I first noticed the kestrel in the distance over Coogee beach. It came closer and was almost overhead as it passed us.
A well-known piece of music, On hearing the first cuckoo of spring*, reflects the composer’s delight on hearing the European cuckoo announcing spring after the long northern winter. On my walk yesterday, I heard my first Channel-bill Cuckoo announcing the southern hemisphere spring. However, its hoarse “Waaaark” as it flew past didn’t quite produce the same delight.
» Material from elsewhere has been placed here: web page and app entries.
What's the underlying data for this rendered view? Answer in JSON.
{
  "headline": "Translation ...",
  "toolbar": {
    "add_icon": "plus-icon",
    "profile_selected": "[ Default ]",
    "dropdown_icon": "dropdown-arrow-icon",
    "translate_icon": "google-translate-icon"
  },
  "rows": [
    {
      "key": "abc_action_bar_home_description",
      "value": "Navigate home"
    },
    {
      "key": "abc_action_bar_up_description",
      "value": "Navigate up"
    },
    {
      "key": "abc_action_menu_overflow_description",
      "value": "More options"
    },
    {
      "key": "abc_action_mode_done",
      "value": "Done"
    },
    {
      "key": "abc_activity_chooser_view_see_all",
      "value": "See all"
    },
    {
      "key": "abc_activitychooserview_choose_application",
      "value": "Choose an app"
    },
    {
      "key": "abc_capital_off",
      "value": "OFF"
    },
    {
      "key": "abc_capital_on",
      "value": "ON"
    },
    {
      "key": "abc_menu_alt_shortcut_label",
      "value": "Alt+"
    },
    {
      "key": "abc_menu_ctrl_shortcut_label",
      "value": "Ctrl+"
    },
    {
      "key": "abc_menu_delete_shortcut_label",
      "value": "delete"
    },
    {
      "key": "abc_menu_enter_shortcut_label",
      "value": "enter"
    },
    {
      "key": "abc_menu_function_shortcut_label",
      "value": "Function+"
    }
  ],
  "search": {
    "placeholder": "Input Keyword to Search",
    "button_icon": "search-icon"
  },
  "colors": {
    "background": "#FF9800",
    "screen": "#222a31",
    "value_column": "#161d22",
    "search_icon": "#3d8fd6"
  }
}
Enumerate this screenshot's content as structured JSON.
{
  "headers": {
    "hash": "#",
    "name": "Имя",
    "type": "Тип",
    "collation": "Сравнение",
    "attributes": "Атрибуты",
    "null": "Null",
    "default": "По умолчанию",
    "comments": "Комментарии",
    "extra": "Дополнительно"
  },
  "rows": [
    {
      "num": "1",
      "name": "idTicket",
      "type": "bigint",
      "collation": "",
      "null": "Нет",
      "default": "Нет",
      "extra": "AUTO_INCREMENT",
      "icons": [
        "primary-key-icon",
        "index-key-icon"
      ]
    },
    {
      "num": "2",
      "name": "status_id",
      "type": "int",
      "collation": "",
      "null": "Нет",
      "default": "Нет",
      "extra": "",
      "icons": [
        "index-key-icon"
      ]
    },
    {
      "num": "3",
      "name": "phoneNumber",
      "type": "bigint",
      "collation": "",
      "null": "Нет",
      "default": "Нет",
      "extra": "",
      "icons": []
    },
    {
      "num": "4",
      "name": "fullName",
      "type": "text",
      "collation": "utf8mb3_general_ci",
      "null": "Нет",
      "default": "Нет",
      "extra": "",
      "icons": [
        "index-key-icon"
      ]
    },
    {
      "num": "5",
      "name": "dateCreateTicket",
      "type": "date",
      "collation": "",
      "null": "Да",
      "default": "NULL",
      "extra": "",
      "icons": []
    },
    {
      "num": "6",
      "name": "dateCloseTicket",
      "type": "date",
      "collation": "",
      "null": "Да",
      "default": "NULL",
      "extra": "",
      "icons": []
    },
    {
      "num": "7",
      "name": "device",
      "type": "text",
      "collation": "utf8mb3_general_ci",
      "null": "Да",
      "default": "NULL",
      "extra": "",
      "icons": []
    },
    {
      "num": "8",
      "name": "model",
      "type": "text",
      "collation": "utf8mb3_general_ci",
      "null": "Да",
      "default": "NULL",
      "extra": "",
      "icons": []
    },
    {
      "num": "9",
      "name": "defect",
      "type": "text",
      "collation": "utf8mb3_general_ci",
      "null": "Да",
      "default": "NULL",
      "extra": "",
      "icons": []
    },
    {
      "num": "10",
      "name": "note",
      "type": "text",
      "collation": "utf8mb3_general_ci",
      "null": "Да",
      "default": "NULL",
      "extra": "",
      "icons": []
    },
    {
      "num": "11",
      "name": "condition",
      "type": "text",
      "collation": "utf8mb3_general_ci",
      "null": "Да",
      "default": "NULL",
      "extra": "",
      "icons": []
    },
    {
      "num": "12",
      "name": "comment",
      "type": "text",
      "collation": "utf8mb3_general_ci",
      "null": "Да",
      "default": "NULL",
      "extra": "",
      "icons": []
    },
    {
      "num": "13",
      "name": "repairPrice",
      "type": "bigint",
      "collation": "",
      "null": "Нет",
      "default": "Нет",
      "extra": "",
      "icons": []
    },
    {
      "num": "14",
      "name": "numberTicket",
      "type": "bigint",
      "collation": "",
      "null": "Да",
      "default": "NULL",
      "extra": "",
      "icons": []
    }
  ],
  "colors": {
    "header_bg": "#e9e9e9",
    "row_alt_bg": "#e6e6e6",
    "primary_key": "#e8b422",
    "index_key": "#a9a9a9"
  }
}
Sunday 1st September was warm and cloudless, a perfect day for a walk. So perfect, in fact, that I went for two walks! The first, organised by Willoughby Birders, was in the Harold Reid Reserve, Middle Cove.* As we assembled in the car park, we birdwatchers were watched in turn by the usual hungry-eyed avian opportunists – namely kookaburras, currawongs, ravens and butcher birds. But the focus of our walk was on the smaller birds.
Small birds in tall trees and undergrowth are not easy subjects. The first bird I was able get a decent image of was this Eastern Yellow Robin:
On my first bird-walk after coming back from Noosa, I spotted a pair of eyes looking down at me from the roof of the Cammeraygal school in North Sydney. The eyes belonged to an Australian King Parrot (Alisterus scapularis).
The spring is sprung, the grass is ris, I wonder where the birdie is?
Often at this time of year, the birdie is in some sort of conflict. In the past week I’ve seen two currawongs attacking a third one they had cornered in a neighbour’s garden, and a magpie angrily pursuing a raven. In neither case did I have a camera handy. However I was able to photograph a spat in the Noosa Spit Reserve, between a Little Wattlebird and a Blue-faced Honeyeater. It was a typical clash over feeding rights to a banksia tree between two members of the honeyeater family. This was an early moment:
The main street of Noosa Heads, Hastings Street, is lined with restaurants, chic boutiques and a surf club. Few people walking along would have noticed a head-high branch in a little tree where two Willie Wagtails were putting the finishing touches to their nest.
This morning I walked to Badangi Reserve. As I walked along one of the paths, an Eastern Rosella (Platycercus eximius) flew off before stopping to check me out from a safe distance: